The recent judicial decision affirming Virginia’s meritorious lawsuit against Obamacare has highlighted one of the profound flaws of the administration’s health care plan. But a recent news story regarding Louisiana Senator David Vitter has been relatively under-reported, which is a shame, because it also illustrates the hazards of an overreaching bureaucracy. Senator Vitter has been campaigning against an FDA advisory panel’s recent recommendation to take Avastin off-label as a breast cancer-treatment drug.

Typically, when the FDA recommends to revoke the license of a drug for distribution, such a decision is founded on concrete evidence of dangerous or adverse side effects to the user. In the case of Avastin, however, this decision was rendered on less compelling grounds. Avastin, when taken in conjunction with chemotherapy, has been shown in studies to slow the growth of cancer by up to 5.5 months in women with metastatic (Stage IV) breast cancer. Although a study cited by the FDA panel indicates that Avastin is not consistently effective and may lead to side effects, this is no different than many other approved drugs on the market.

This is tantamount to taking options off of the table for women battling breast cancer and their families. If a drug is safe, then the consumers (the patients) should be the ones to decide whether or not to purchase it. In accordance with the FDA’s initial decision, however, women who want to continue to use Avastin will have a significantly harder time procuring the drug at affordable rates if it is moved to off-label.

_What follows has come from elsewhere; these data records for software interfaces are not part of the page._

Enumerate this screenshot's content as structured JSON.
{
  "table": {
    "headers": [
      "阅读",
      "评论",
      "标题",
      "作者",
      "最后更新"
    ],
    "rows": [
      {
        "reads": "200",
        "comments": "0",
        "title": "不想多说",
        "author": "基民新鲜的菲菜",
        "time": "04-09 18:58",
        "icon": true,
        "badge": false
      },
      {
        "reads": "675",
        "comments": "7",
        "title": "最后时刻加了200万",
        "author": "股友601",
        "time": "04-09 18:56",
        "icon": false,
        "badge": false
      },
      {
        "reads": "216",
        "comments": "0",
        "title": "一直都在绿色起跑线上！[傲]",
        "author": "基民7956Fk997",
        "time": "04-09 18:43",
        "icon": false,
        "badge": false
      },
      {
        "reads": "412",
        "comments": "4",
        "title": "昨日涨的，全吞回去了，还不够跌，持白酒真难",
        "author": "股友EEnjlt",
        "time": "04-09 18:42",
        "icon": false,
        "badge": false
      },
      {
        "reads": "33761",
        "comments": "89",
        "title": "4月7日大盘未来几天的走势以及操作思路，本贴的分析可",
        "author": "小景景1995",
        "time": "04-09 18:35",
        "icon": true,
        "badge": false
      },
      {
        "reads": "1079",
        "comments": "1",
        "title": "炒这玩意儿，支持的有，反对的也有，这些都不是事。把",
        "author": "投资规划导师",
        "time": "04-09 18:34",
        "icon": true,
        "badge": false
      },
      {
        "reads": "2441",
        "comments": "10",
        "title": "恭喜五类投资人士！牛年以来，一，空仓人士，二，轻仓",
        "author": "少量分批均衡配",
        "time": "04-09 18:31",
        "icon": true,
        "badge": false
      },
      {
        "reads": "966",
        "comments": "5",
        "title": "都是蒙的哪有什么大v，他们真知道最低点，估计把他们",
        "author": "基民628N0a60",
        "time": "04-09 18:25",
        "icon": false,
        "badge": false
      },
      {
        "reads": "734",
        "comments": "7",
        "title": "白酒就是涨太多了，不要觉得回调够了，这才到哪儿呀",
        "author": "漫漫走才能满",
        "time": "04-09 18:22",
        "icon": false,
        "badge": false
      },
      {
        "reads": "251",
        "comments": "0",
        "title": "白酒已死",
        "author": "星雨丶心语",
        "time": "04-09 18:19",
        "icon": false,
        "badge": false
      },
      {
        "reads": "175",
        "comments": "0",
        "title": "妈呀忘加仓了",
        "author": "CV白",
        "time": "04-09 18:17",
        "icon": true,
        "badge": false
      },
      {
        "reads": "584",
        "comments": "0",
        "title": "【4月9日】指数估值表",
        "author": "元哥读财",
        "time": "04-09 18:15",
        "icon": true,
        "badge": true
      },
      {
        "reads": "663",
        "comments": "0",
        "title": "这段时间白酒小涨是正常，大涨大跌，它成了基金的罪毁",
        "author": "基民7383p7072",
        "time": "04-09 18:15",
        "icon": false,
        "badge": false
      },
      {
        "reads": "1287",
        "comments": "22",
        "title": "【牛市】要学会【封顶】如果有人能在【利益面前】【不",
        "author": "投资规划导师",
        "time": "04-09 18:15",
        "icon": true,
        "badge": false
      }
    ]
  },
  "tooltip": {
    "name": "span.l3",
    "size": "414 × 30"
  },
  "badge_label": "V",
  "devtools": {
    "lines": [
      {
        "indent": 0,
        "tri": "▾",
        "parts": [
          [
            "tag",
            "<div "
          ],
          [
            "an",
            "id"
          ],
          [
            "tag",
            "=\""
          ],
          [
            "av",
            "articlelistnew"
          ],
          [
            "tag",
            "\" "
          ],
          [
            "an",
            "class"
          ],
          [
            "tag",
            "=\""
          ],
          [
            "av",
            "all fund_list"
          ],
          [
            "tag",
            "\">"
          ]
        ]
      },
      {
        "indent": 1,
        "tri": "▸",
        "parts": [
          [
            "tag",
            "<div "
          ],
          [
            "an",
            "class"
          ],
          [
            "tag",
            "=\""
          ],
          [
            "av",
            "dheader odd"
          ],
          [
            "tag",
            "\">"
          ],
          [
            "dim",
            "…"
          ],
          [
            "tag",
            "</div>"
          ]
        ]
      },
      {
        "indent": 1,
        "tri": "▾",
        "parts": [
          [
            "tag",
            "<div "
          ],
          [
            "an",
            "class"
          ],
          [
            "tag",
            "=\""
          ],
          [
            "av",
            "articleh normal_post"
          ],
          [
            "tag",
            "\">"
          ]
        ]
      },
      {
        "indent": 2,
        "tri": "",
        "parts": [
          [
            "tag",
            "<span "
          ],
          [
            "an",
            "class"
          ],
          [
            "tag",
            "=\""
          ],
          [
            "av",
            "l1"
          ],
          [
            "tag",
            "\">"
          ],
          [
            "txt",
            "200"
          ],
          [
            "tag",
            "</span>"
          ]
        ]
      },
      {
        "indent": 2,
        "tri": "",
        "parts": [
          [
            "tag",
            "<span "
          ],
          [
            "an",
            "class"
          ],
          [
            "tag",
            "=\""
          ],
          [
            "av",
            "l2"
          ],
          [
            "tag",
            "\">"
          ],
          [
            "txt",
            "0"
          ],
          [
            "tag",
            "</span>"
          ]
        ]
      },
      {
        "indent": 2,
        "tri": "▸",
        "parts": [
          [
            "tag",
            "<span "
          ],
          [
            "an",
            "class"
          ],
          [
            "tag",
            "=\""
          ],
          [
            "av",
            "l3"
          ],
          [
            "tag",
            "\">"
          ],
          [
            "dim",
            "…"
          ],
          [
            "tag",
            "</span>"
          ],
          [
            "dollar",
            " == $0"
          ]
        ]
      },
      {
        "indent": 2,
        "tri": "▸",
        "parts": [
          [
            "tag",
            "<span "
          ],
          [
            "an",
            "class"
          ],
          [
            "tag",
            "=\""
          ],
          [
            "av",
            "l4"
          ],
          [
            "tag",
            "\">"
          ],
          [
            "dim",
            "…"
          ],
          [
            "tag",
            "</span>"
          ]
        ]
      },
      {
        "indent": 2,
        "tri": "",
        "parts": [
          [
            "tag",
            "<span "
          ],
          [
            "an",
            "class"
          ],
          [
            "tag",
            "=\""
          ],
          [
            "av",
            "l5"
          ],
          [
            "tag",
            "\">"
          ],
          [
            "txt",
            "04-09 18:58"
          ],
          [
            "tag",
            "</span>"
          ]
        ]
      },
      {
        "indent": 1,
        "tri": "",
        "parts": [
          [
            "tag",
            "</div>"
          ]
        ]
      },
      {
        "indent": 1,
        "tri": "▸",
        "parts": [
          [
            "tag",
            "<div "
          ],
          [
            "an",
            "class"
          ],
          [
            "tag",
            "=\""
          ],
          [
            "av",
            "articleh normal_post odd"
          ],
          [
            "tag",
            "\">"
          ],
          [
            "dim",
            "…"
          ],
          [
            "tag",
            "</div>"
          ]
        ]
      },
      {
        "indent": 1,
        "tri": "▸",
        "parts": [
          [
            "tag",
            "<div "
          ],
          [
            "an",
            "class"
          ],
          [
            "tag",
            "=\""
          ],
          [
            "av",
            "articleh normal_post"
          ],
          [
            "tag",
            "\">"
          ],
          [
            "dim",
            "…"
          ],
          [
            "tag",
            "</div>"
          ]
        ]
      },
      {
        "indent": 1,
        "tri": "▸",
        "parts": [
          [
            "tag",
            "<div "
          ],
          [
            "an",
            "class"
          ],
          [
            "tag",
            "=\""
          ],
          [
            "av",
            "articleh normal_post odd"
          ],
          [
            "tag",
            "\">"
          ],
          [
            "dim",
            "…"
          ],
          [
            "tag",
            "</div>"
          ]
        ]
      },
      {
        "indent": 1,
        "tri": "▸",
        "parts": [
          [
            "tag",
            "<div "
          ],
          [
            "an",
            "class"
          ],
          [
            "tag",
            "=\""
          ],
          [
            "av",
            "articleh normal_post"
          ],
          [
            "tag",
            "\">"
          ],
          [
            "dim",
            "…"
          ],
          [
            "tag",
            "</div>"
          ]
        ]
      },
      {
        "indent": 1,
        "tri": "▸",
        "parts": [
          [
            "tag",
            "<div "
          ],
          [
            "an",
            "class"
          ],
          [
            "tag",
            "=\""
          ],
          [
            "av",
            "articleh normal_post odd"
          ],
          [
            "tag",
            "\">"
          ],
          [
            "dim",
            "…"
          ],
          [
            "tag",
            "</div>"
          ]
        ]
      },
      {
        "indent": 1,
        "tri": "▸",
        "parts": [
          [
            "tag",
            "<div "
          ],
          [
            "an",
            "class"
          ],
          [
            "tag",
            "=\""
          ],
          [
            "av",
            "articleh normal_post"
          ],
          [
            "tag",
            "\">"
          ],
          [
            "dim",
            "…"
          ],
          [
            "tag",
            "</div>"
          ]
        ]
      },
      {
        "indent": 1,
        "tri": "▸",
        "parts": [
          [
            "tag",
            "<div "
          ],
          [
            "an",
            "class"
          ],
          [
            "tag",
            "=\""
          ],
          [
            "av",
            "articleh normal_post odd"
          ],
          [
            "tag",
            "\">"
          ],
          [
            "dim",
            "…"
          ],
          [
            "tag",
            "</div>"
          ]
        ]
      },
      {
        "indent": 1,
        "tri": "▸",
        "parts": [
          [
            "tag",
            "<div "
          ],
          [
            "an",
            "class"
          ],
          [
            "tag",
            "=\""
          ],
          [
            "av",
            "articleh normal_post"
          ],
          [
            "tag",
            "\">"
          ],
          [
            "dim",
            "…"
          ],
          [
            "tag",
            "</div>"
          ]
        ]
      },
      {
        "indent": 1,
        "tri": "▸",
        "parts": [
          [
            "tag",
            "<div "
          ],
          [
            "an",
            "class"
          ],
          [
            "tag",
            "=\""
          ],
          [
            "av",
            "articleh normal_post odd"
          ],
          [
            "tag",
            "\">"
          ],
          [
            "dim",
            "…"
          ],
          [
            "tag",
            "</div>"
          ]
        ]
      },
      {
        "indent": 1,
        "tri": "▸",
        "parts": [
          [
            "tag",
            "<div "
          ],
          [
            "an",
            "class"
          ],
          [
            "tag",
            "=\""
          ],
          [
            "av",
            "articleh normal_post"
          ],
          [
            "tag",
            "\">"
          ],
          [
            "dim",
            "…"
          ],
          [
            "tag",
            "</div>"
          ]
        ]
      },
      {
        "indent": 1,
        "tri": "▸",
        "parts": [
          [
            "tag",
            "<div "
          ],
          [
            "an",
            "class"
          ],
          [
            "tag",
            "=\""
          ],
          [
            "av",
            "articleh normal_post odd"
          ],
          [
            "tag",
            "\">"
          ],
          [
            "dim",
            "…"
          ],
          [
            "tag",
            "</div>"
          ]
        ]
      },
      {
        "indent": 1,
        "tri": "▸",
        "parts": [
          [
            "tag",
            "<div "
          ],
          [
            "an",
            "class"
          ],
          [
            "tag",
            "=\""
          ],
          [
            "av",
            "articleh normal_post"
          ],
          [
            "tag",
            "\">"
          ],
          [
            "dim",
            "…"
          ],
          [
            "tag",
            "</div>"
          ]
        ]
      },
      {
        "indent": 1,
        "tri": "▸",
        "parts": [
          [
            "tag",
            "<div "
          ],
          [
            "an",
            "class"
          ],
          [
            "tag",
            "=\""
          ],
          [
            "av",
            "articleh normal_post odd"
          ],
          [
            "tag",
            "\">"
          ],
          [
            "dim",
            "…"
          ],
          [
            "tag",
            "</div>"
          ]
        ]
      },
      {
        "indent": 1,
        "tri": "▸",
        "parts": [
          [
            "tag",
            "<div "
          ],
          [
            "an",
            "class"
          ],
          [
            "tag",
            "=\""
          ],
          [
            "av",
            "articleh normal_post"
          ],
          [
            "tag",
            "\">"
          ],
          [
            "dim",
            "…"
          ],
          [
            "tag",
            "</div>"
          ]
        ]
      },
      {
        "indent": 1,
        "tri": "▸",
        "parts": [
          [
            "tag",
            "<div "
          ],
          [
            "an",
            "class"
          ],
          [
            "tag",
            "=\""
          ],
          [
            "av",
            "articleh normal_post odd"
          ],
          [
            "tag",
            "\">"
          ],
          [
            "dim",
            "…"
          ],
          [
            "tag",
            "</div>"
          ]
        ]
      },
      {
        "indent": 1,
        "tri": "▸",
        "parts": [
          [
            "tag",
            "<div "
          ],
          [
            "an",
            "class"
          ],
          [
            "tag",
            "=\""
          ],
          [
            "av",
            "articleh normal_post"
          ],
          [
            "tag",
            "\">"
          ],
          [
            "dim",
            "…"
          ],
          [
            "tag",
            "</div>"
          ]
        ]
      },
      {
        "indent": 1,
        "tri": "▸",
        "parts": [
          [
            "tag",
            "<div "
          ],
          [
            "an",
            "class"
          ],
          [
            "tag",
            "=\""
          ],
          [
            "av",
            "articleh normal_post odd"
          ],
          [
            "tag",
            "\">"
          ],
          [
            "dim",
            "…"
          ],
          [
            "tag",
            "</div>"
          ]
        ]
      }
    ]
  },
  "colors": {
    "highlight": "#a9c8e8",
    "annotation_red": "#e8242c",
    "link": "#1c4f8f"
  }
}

This decision comes on the heels of another FDA panel recommendation to limit the amount of mammograms and Pap smears taken by women, which Vitter contested in a bipartisan effort with Sen. Barbara Mikulski (D-Md). Vitter’s advocacy for consumer choice in the health care market is heartening to Americans contesting the intrusion of government agencies into our lives.